On its latest episode of Forza Monthly, Turn 10 officially revealed all the details for the fourth season of the Forza Racing Championship.
After a private, week-long test session earlier this summer, the esport championship is changing its format for 2019. For starters, players won’t be qualifying within the game: Turn 10 has hand-picked the 13 teams that will take part. Yes, teams: it won’t be about individual glory here, but the teamwork of three drivers plus a coach per squad.
It should change up the on-track dynamic, as drivers will need to work together to ensure victory. While driver lineups are still unknown, Turn 10 did reveal the 13 teams invited:
- Team Highlands Racing
- Sauber Esports
- Jota eSport
- Alien Motorsport
- Ryze Motorsport
- Mordor Game Club Team Forza
- Williams Esports
- Red Bull Racing Esports
- Raging Dragon
- SMP Racing
Those are some big names, both in terms of veteran ForzaRC squads and renowned esports teams themselves.
This year the Forza Race Regulations system, which debuted earlier this year and included race disqualifications in the August Forza Motorsport 7 update, should ensure the focus stays on the track. One of the biggest criticisms of previous FRC events was the long amount of adjudication between rounds. FRR should drastically shorten that, though Turn 10 has stated there is a new, updated adjudication system that will presumably pick up anything the in-game system doesn’t.
A full breakdown of the prize pot will come soon. For now, we know it matches last season, with a big $250,000 in total money.
Racing begins in less than a month, with the first round kicking off September 21. In these early rounds, all racing will take place online. The action happens every weekend after that, right up until Round 7 on November 2.
From there the top eight teams will get a few weeks’ rest, before the grand final, which will be on location in Burbank, California for November 23–24. There players will face off in person over two days of racing.
- Online Round 1: September 21
- Online Round 2: September 28
- Online Round 3: October 5
- Online Round 4: October 12
- Online Round 5: October 19
- Online Round 6: October 26
- Online Round 7: November 2
- Live LAN Finals: November 23–24
All rounds will be broadcast on Mixer and Twitch.
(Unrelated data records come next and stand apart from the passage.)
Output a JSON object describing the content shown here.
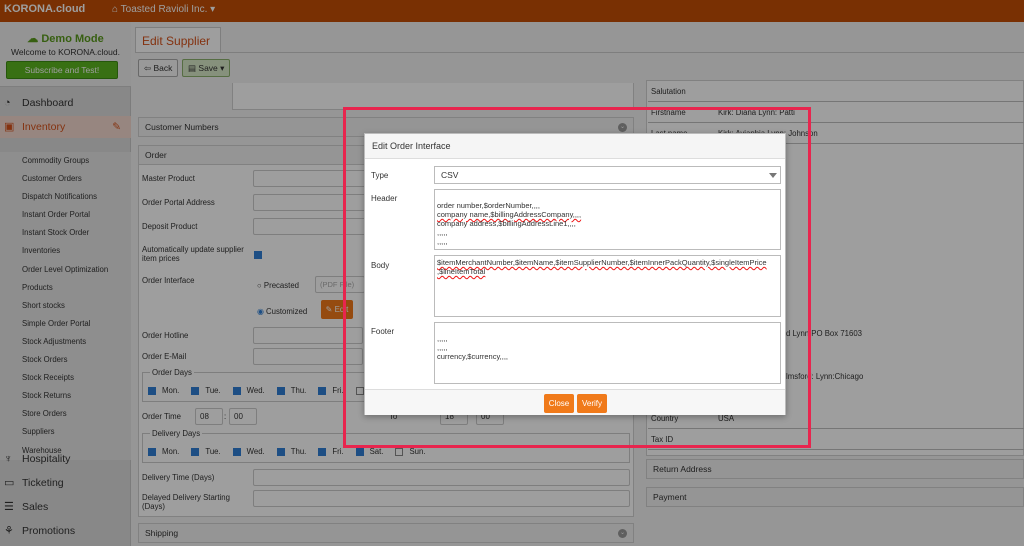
{
  "topbar": {
    "logo": "KORONA.cloud",
    "company": "Toasted Ravioli Inc. ▾"
  },
  "demo": {
    "title": "Demo Mode",
    "welcome": "Welcome to KORONA.cloud.",
    "button": "Subscribe and Test!"
  },
  "nav": {
    "dashboard": "Dashboard",
    "inventory": "Inventory",
    "hospitality": "Hospitality",
    "ticketing": "Ticketing",
    "sales": "Sales",
    "promotions": "Promotions"
  },
  "subnav": [
    "Commodity Groups",
    "Customer Orders",
    "Dispatch Notifications",
    "Instant Order Portal",
    "Instant Stock Order",
    "Inventories",
    "Order Level Optimization",
    "Products",
    "Short stocks",
    "Simple Order Portal",
    "Stock Adjustments",
    "Stock Orders",
    "Stock Receipts",
    "Stock Returns",
    "Store Orders",
    "Suppliers",
    "Warehouse"
  ],
  "page": {
    "tab": "Edit Supplier",
    "back": "Back",
    "save": "Save ▾"
  },
  "form": {
    "customer_numbers": "Customer Numbers",
    "order": "Order",
    "master_product": "Master Product",
    "order_portal_address": "Order Portal Address",
    "deposit_product": "Deposit Product",
    "auto_update": "Automatically update supplier item prices",
    "order_interface": "Order Interface",
    "precasted": "Precasted",
    "pdf_placeholder": "(PDF File)",
    "customized": "Customized",
    "edit": "Edit",
    "order_hotline": "Order Hotline",
    "order_email": "Order E-Mail",
    "order_days": "Order Days",
    "days": [
      "Mon.",
      "Tue.",
      "Wed.",
      "Thu.",
      "Fri.",
      "Sat.",
      "Sun."
    ],
    "order_time": "Order Time",
    "hour": "08",
    "minute": "00",
    "time_sep": ":",
    "to": "To",
    "to_hour": "18",
    "to_minute": "00",
    "delivery_days": "Delivery Days",
    "delivery_time": "Delivery Time (Days)",
    "delayed_delivery": "Delayed Delivery Starting (Days)",
    "shipping": "Shipping"
  },
  "right": {
    "salutation": "Salutation",
    "firstname": "Firstname",
    "firstname_val": "Kirk: Diana Lynn: Patti",
    "lastname": "Last name",
    "lastname_val": "Kirk: Aviaphia Lynn: Johnson",
    "address_val": "d Lynn:PO Box 71603",
    "city_val": "lmsford: Lynn:Chicago",
    "country": "Country",
    "country_val": "USA",
    "taxid": "Tax ID",
    "return_address": "Return Address",
    "payment": "Payment"
  },
  "modal": {
    "title": "Edit Order Interface",
    "type_label": "Type",
    "type_value": "CSV",
    "header_label": "Header",
    "body_label": "Body",
    "footer_label": "Footer",
    "header_lines": [
      "order number,$orderNumber,,,,",
      "company name,$billingAddressCompany,,,,",
      "company address,$billingAddressLine1,,,,",
      ",,,,,",
      ",,,,,",
      ",,,,,"
    ],
    "body_text": "$itemMerchantNumber,$itemName,$itemSupplierNumber,$itemInnerPackQuantity,$singleItemPrice",
    "body_text2": ",$lineItemTotal",
    "footer_lines": [
      ",,,,,",
      ",,,,,",
      "currency,$currency,,,,"
    ],
    "close": "Close",
    "verify": "Verify"
  }
}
Expect more details on the final — such as cars, tracks, structure, and even if it’s open to the public — in the coming weeks.
That should make for a racing sim-heavy weekend in esports: not only will the FRC final take place, but so will the GT Sport season-ender, across the globe in Monaco.